Published in Devlok, Sunday Midday Jan. 30, 2011

This year I was invited to Jaipur Literature Festival once again to converse with Roberto Calasso, the author of the famous book, Ka, that brought Indian thought so dramatically to Western audiences a few years ago. Last year we spoke on the esoteric dialogue between Janaka and Yagnavalkya. This year we spoke on his new book, written in Italian called L’Ardore (even Ka is written in Italian, what we read is an English translation approved by Roberto). I asked him what the title of the book meant, and he said, “Tapas.”

So here is an elderly Italian aristocratic scholar in conversation with a not-so-young-anymore Indian mythologist at a literature festival that, despite accusations of racism (too many white writers and too few local writers) and omnipresence of our very own William (White Mughal) Dalrymple, remains an intellectual delight. We spoke for an hour, before an audience of 300, on finer details of the Shatapatha Brahmana, an obscure ritual manual, 2500 pages long, written 3000 years ago, rarely read in its entireity, and often dismissed as the complex and crazy writings of ritualists.

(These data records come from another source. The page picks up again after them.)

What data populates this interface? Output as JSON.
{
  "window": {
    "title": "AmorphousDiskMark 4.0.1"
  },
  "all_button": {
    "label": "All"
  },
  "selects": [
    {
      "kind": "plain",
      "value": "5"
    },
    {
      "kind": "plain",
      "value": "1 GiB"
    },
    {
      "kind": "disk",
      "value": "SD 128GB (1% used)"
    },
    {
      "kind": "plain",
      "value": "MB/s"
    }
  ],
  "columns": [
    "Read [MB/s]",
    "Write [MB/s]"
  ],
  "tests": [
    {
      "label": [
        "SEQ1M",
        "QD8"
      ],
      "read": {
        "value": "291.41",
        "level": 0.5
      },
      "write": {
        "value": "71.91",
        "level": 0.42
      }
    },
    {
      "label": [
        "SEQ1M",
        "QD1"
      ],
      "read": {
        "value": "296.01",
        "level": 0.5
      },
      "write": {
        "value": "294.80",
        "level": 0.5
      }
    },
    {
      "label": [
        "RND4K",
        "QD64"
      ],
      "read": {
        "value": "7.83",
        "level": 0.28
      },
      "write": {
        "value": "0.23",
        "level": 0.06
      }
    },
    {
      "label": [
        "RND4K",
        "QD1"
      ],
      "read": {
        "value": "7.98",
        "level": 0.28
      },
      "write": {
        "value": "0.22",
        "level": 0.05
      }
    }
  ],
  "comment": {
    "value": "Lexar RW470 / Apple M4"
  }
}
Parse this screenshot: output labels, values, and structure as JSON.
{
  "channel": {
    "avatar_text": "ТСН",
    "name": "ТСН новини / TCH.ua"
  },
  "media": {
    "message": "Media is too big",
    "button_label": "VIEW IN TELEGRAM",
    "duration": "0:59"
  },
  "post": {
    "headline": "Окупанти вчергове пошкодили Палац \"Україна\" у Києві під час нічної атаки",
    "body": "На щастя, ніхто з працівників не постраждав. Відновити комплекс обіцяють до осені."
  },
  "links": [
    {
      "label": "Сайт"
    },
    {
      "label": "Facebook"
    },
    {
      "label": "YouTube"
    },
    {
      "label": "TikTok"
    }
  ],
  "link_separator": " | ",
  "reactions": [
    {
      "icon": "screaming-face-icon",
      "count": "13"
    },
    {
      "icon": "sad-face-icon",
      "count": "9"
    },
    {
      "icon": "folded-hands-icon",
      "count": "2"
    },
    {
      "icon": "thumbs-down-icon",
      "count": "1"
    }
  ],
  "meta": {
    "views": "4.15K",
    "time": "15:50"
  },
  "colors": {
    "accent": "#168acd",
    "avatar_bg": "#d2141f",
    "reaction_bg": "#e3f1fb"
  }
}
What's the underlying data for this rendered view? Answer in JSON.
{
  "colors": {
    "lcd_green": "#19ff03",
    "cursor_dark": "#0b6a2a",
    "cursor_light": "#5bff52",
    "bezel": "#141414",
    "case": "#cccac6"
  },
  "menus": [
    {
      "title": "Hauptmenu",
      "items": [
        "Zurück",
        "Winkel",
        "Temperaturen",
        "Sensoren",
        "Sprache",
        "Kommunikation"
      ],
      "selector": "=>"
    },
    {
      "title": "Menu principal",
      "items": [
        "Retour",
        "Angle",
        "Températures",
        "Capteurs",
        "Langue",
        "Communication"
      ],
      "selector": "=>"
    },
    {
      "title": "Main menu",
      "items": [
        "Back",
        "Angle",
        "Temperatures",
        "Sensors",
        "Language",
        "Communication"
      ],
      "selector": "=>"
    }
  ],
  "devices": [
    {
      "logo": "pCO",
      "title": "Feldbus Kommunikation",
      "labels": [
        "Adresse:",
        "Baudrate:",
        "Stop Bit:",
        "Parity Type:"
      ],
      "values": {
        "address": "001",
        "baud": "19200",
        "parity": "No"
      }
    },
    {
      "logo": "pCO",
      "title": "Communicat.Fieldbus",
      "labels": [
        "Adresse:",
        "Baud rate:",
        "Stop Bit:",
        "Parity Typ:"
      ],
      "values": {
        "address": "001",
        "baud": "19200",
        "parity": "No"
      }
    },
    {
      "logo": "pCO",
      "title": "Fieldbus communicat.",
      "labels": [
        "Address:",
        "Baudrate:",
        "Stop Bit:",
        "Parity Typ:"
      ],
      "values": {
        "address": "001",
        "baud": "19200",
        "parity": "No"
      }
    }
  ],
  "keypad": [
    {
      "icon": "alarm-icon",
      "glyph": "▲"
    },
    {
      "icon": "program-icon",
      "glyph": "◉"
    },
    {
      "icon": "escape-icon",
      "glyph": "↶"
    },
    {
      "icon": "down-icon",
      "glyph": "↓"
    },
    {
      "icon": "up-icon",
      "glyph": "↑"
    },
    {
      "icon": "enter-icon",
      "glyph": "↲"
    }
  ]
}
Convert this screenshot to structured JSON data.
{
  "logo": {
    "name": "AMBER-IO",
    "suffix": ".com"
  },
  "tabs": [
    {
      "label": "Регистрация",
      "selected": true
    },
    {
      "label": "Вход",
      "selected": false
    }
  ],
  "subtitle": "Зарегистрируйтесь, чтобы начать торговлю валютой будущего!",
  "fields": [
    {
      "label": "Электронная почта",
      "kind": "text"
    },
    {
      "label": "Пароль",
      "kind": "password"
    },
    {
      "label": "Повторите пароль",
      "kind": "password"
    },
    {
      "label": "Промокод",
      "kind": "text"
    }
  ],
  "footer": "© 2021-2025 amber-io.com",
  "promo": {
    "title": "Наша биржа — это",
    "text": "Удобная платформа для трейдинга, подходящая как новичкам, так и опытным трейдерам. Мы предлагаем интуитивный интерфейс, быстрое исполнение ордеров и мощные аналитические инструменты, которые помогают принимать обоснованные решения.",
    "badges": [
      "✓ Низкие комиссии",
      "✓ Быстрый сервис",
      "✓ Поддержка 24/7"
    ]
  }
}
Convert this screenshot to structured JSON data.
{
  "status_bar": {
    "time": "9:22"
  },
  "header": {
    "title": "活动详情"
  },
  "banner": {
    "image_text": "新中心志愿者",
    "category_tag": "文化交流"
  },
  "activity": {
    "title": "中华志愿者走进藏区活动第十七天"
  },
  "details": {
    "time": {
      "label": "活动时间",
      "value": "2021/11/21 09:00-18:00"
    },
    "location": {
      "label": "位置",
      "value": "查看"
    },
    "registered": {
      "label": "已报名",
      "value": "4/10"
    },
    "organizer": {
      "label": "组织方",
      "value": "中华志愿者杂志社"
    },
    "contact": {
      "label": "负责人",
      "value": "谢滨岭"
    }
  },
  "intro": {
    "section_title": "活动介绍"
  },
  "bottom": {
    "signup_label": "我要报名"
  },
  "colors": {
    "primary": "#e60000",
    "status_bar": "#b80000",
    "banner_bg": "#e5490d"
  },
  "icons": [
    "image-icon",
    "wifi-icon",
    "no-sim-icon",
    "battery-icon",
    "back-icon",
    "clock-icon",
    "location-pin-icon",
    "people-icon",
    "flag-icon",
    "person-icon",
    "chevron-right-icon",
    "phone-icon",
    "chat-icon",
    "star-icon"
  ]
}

Tapas is commonly translated (wrongly) as penance, mortification, even austerity by early European translations. But Roberto pointed out to the more correct translation, heat generated when one reflects on life. Reflection, introspection, contemplations, deliberation are uniquely human traits. For thousands of years, after the evolution of man, Roberto said, man was the naked prey who lived in fear of the predator. Then, man discovered the ability to domesticate fire and create weapons. He became the supreme predator, master of the world around him. With this shift in power came guilt and shame and wonderment, which spurred reflection. Though such reflections were universal, only in India were these thoughts revered, recorded and transmitted through rituals and gestures and stories, and kept alive, in some measure, till today.

One of the most profound ideas that emerges from this reflection is the idea of consciousness. Very subtly, it appears in an enigmatic form, in the earliest of Indian scriptures, Rig Veda itself, as the tale of two birds on a tree, one who eats the fruit while the other that watches the bird eating the fruit. The two are very similar yet very different. In later texts, the fruit-eating bird is identified with Aham (the self that seeks validation from the external world) and the bird-watching bird is identified with Atman (the self that does not seek validation from the external world).

Roberto spoke at length about how modern neuroscience is just beginning to understand the idea of consciousness, which is the bird behind the bird. He believes what now exists is only a ‘stammering’ of wisdom. Why, he wonders, do these scholars not look at the vast literature written by ancient Vedic Indians 3000 years ago which only wonders on this theme. Unlike most religious scriptures which tend to be prescriptive, these texts were reflective, contemplative, meditative. Ritual and gesture was merely the medium of expression. Later, this medium became stories.

Rarely does an audience hear a writer speak of the pelt of the black buck on which the Vedic sacrificer had to sit in order to perform yagna. Or the practice of libation, pouring milk into fire during the ritual of Agnihotra. Or the visualization of the sacrifice as a sexual act with the altar shaped like the body of a beautiful woman. Wisdom, said Roberto, in modern times is reduced to a prosthetic that can be separated from the body like dentures. We, despite all our technological advances, are afraid to accept it, internalize it. Wisdom can be a frightening thing. It is the fire that incinerates the soul.